Finding candidates with the right ‘fit’ is increasingly important to companies. In a recent Recruiters World poll, recruiters ranked fit as the #1 quality companies look for in a new hire — this above skills, credentials, and overall intelligence. Though fit is clearly an important characteristic, it is also very difficult to measure.
Having assisted clients from a variety of industries, Pat Hanna has established a strong reputation for providing personalized services to match unique client needs. So why is fit so important? Hiring candidates that ‘fit’ simply makes good business sense.
Employees that do not fit stand to diminish a company’s return on human capital. Ill-suited candidates can cause disruptions, leading to stress in the workplace and ultimately jeopardizing company performance.

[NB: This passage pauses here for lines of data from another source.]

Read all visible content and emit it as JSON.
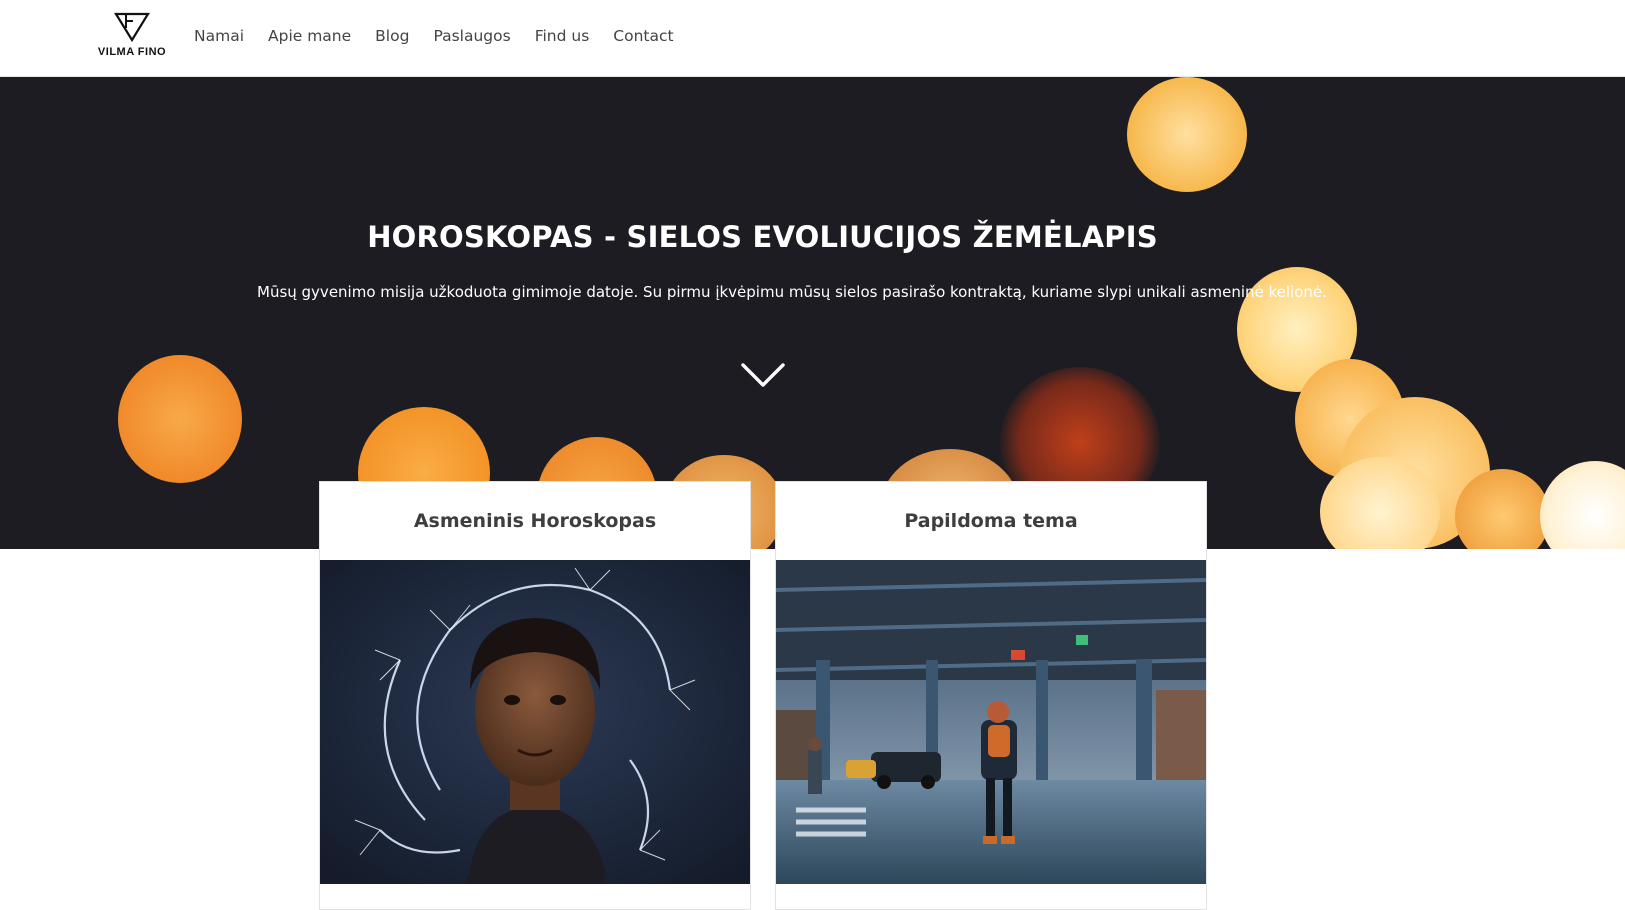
{
  "brand": {
    "logo_text": "VILMA FINO"
  },
  "nav": {
    "items": [
      {
        "label": "Namai"
      },
      {
        "label": "Apie mane"
      },
      {
        "label": "Blog"
      },
      {
        "label": "Paslaugos"
      },
      {
        "label": "Find us"
      },
      {
        "label": "Contact"
      }
    ]
  },
  "hero": {
    "title": "HOROSKOPAS - SIELOS EVOLIUCIJOS ŽEMĖLAPIS",
    "subtitle": "Mūsų gyvenimo misija užkoduota gimimoje datoje. Su pirmu įkvėpimu mūsų sielos pasirašo kontraktą, kuriame slypi unikali asmeninė kelionė.",
    "scroll_icon": "chevron-down-icon"
  },
  "cards": [
    {
      "title": "Asmeninis Horoskopas",
      "image": "sparkler-portrait-photo"
    },
    {
      "title": "Papildoma tema",
      "image": "city-street-under-bridge-photo"
    }
  ],
  "colors": {
    "hero_bg": "#1d1c22",
    "bokeh_orange": "#f29a2e",
    "bokeh_light": "#ffd27a",
    "text_dark": "#3e3e3e",
    "nav_text": "#444444"
  }
}
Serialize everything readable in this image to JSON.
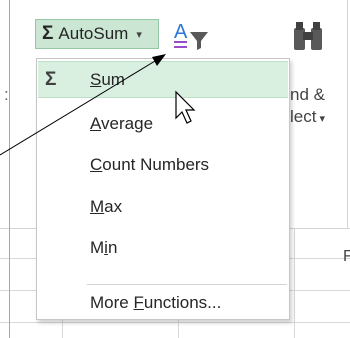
{
  "ribbon": {
    "autosum": {
      "symbol": "Σ",
      "label": "AutoSum",
      "caret": "▾"
    },
    "find_select": {
      "line1": "nd &",
      "line2": "lect",
      "caret": "▾"
    },
    "colors": {
      "button_green": "#cbe6d2",
      "hover_green": "#d9efe0",
      "accent_blue": "#2e75d6",
      "accent_purple": "#9a4cc7"
    }
  },
  "menu": {
    "items": [
      {
        "glyph": "Σ",
        "label_pre": "",
        "label_key": "S",
        "label_post": "um"
      },
      {
        "glyph": "",
        "label_pre": "",
        "label_key": "A",
        "label_post": "verage"
      },
      {
        "glyph": "",
        "label_pre": "",
        "label_key": "C",
        "label_post": "ount Numbers"
      },
      {
        "glyph": "",
        "label_pre": "",
        "label_key": "M",
        "label_post": "ax"
      },
      {
        "glyph": "",
        "label_pre": "M",
        "label_key": "i",
        "label_post": "n"
      },
      {
        "glyph": "",
        "label_pre": "More ",
        "label_key": "F",
        "label_post": "unctions..."
      }
    ]
  },
  "sheet": {
    "edge_letter": "F"
  },
  "icons": {
    "autosum": "sigma-icon",
    "sort_filter": "sort-filter-icon",
    "find_select": "binoculars-icon",
    "cursor": "mouse-pointer-icon"
  }
}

Compare this to the potential rewards of building a dynamic, cohesive team that shares common values and a common vision. Groups with natural synergy work better together and produce more.
As a result, building and nurturing teams with good fit is one of the best things a manager can do to enhance a company’s prospects for success. According to Pat Hanna, recruiters that rely on pure skill-based hiring miss many layers of candidate assessment. However, identifying candidates that do fit requires some homework.

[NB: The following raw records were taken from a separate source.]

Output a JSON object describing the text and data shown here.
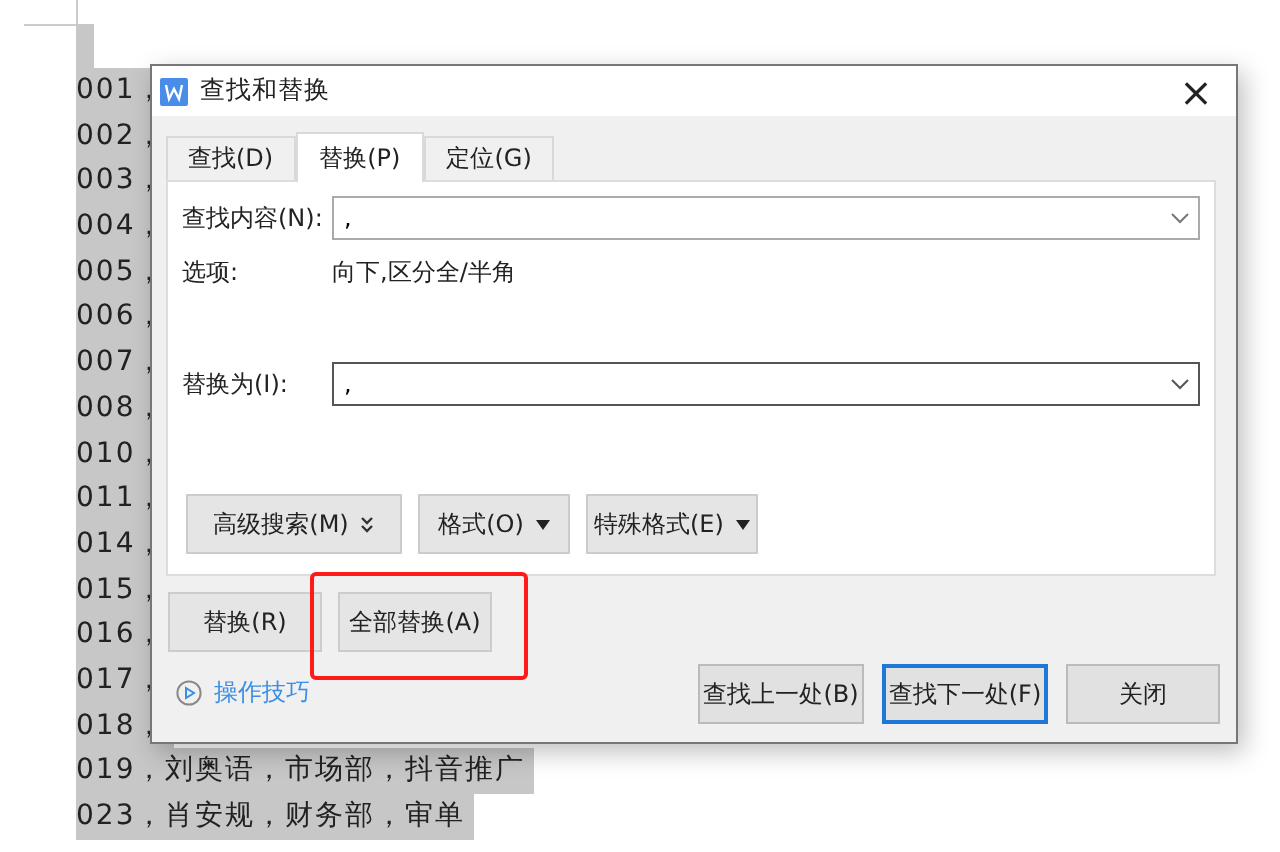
{
  "document": {
    "lines": [
      "001，",
      "002，",
      "003，",
      "004，",
      "005，",
      "006，",
      "007，",
      "008，",
      "010，",
      "011，",
      "014，",
      "015，",
      "016，",
      "017，",
      "018，",
      "019，刘奥语，市场部，抖音推广",
      "023，肖安规，财务部，审单"
    ]
  },
  "dialog": {
    "title": "查找和替换",
    "close": "×",
    "tabs": [
      {
        "label": "查找(D)",
        "selected": false
      },
      {
        "label": "替换(P)",
        "selected": true
      },
      {
        "label": "定位(G)",
        "selected": false
      }
    ],
    "find": {
      "label": "查找内容(N):",
      "value": ","
    },
    "options": {
      "label": "选项:",
      "value": "向下,区分全/半角"
    },
    "replace": {
      "label": "替换为(I):",
      "value": ","
    },
    "option_buttons": [
      {
        "label": "高级搜索(M)",
        "kind": "expand"
      },
      {
        "label": "格式(O)",
        "kind": "dropdown"
      },
      {
        "label": "特殊格式(E)",
        "kind": "dropdown"
      }
    ],
    "replace_buttons": [
      {
        "label": "替换(R)",
        "highlighted": false
      },
      {
        "label": "全部替换(A)",
        "highlighted": true
      }
    ],
    "tips_link": "操作技巧",
    "nav_buttons": [
      {
        "label": "查找上一处(B)",
        "default": false
      },
      {
        "label": "查找下一处(F)",
        "default": true
      },
      {
        "label": "关闭",
        "default": false
      }
    ]
  }
}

Before you create a hiring strategy, it is important to first understand the culture, goals, and work style of the group you’re recruiting for. A recruiter can never collect too much data. Examine everything from training materials, performance expectations, and job descriptions to learn about the organization and why it hires the people it does. Once you have collected sufficient data, build a profile of the ideal candidate and circulate it back to interested parties for feedback.

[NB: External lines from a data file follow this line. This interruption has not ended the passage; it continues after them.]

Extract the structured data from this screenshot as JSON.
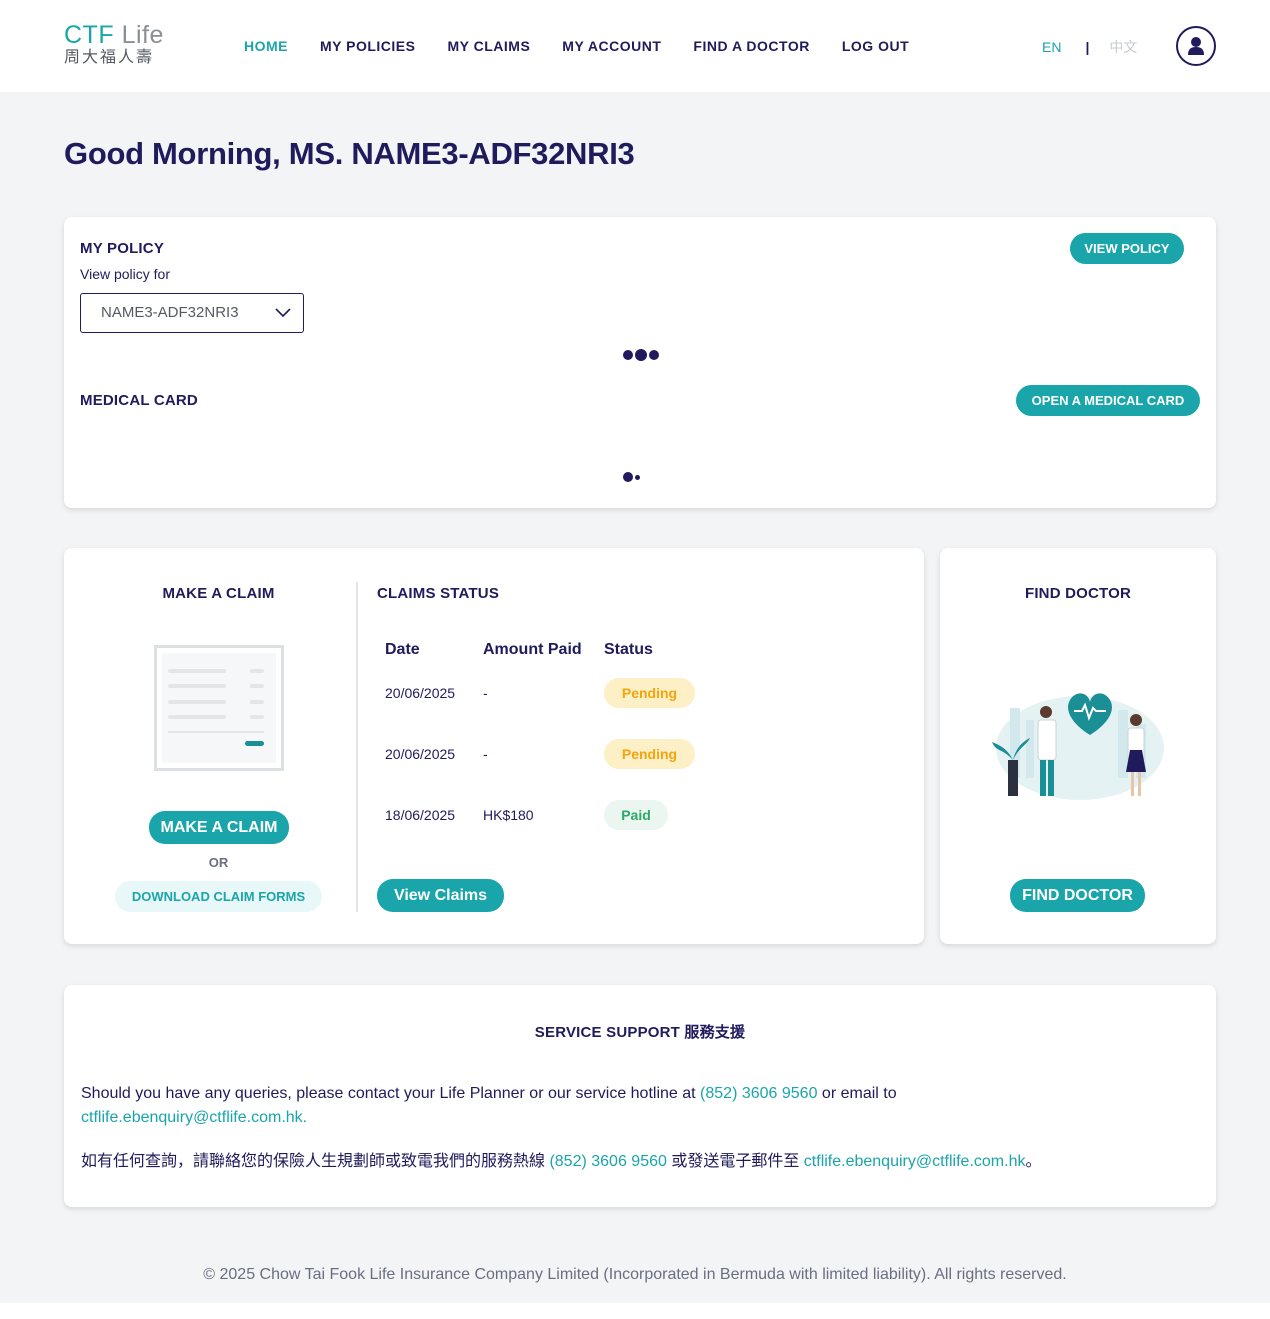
{
  "brand": {
    "logo_en_main": "CTF",
    "logo_en_light": "Life",
    "logo_zh": "周大福人壽"
  },
  "nav": [
    {
      "label": "HOME",
      "active": true
    },
    {
      "label": "MY POLICIES"
    },
    {
      "label": "MY CLAIMS"
    },
    {
      "label": "MY ACCOUNT"
    },
    {
      "label": "FIND A DOCTOR"
    },
    {
      "label": "LOG OUT"
    }
  ],
  "lang": {
    "en": "EN",
    "sep": "|",
    "zh": "中文"
  },
  "greeting": "Good Morning, MS. NAME3-ADF32NRI3",
  "policy": {
    "title": "MY POLICY",
    "subtitle": "View policy for",
    "selected": "NAME3-ADF32NRI3",
    "view_button": "VIEW POLICY"
  },
  "medical_card": {
    "title": "MEDICAL CARD",
    "open_button": "OPEN A MEDICAL CARD"
  },
  "make_claim": {
    "title": "MAKE A CLAIM",
    "button": "MAKE A CLAIM",
    "or": "OR",
    "download": "DOWNLOAD CLAIM FORMS"
  },
  "claims_status": {
    "title": "CLAIMS STATUS",
    "headers": {
      "date": "Date",
      "amount": "Amount Paid",
      "status": "Status"
    },
    "rows": [
      {
        "date": "20/06/2025",
        "amount": "-",
        "status": "Pending"
      },
      {
        "date": "20/06/2025",
        "amount": "-",
        "status": "Pending"
      },
      {
        "date": "18/06/2025",
        "amount": "HK$180",
        "status": "Paid"
      }
    ],
    "view_button": "View Claims"
  },
  "find_doctor": {
    "title": "FIND DOCTOR",
    "button": "FIND DOCTOR"
  },
  "support": {
    "title": "SERVICE SUPPORT 服務支援",
    "en_prefix": "Should you have any queries, please contact your Life Planner or our service hotline at ",
    "en_phone": "(852) 3606 9560",
    "en_mid": " or email to",
    "en_email": "ctflife.ebenquiry@ctflife.com.hk.",
    "zh_prefix": "如有任何查詢，請聯絡您的保險人生規劃師或致電我們的服務熱線 ",
    "zh_phone": "(852) 3606 9560",
    "zh_mid": " 或發送電子郵件至 ",
    "zh_email": "ctflife.ebenquiry@ctflife.com.hk",
    "zh_end": "。"
  },
  "footer": "© 2025 Chow Tai Fook Life Insurance Company Limited (Incorporated in Bermuda with limited liability). All rights reserved.",
  "colors": {
    "navy": "#1f1b5c",
    "teal": "#1aa5ab",
    "pending": "#f2a50c",
    "paid": "#2ea86a"
  }
}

Tweak and develop this profile as you move along. Once you have a candidate profile in place, it’s time to reach out to candidates. Interviews and correspondence with the candidate should be
deliberately directed toward “bringing the person out of the resume,” according to Hanna. Interviews can also give recruiters insight into credentials, experience, personal style, values, and logical reasoning skills. Hanna especially emphasizes the importance of “getting people to open up, be honest, and talk about their successes and failures.” When filling a management position, find out if the applicant has leadership qualities. Can they motivate others to achieve their goals?
After the first group of interviews, lead a debriefing session with others involved in the assessment process. This will give you valuable feedback about the strengths and weaknesses of your recruiting approach. It is not uncommon to not find the right fit after a first round of interviews, especially if you have not recruited for the group before. Not only is it difficult to read hiring expectations, but managerial preferences also change.
After interviewing a few people, the group might decide they want someone with different qualities and credentials than originally outlined. If you are lucky enough to find the right fit on first try, remember that fit extends beyond in-depth interviews. Credential verification and solid reference-checking should also be conducted. Great recruiters have always known the importance of finding the right fit.
Fit is the ‘x factor’ that creates truly successful placements. Today’s companies also recognize the importance of fit and are increasingly bringing this element into the hiring equation. Recruiters can add value by applying a cohesive, collaborative framework to help organizations leverage fit in the recruitment process. Working to find the right fit creates a win-win situation for the candidate and the company, as well as for the recruiter. Recruiters that consistently deliver exceptional talent stand to develop strong professional reputations that can translate into success in the industry.